• _Directions for this task_: The entire set of lines below should be copied exactly.

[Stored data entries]
○ ○ ○

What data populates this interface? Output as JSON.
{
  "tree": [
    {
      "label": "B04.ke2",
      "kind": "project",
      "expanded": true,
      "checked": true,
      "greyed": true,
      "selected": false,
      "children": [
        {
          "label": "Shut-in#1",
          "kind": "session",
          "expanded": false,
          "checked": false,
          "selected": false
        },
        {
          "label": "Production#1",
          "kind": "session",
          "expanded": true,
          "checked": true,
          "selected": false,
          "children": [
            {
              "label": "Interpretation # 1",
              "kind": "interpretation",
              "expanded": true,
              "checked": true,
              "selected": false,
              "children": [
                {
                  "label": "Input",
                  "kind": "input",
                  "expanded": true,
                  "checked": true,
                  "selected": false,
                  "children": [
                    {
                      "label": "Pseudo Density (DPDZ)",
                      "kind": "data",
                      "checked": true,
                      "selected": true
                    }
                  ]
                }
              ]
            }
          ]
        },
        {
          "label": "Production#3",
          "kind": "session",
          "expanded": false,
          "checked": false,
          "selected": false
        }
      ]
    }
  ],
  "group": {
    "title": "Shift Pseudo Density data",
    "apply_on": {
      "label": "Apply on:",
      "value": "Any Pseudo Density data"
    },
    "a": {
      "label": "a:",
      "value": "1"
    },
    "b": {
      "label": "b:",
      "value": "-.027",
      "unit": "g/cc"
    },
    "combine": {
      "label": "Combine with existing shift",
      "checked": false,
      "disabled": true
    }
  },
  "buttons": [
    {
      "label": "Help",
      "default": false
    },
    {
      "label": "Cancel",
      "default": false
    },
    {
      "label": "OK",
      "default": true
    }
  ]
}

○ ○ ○

• _Solution to this exercise_:
What data populates this interface? Output as JSON.
{
  "tree": [
    {
      "label": "B04.ke2",
      "kind": "project",
      "expanded": true,
      "checked": true,
      "greyed": true,
      "selected": false,
      "children": [
        {
          "label": "Shut-in#1",
          "kind": "session",
          "expanded": false,
          "checked": false,
          "selected": false
        },
        {
          "label": "Production#1",
          "kind": "session",
          "expanded": true,
          "checked": true,
          "selected": false,
          "children": [
            {
              "label": "Interpretation # 1",
              "kind": "interpretation",
              "expanded": true,
              "checked": true,
              "selected": false,
              "children": [
                {
                  "label": "Input",
                  "kind": "input",
                  "expanded": true,
                  "checked": true,
                  "selected": false,
                  "children": [
                    {
                      "label": "Pseudo Density (DPDZ)",
                      "kind": "data",
                      "checked": true,
                      "selected": true
                    }
                  ]
                }
              ]
            }
          ]
        },
        {
          "label": "Production#3",
          "kind": "session",
          "expanded": false,
          "checked": false,
          "selected": false
        }
      ]
    }
  ],
  "group": {
    "title": "Shift Pseudo Density data",
    "apply_on": {
      "label": "Apply on:",
      "value": "Any Pseudo Density data"
    },
    "a": {
      "label": "a:",
      "value": "1"
    },
    "b": {
      "label": "b:",
      "value": "-.027",
      "unit": "g/cc"
    },
    "combine": {
      "label": "Combine with existing shift",
      "checked": false,
      "disabled": true
    }
  },
  "buttons": [
    {
      "label": "Help",
      "default": false
    },
    {
      "label": "Cancel",
      "default": false
    },
    {
      "label": "OK",
      "default": true
    }
  ]
}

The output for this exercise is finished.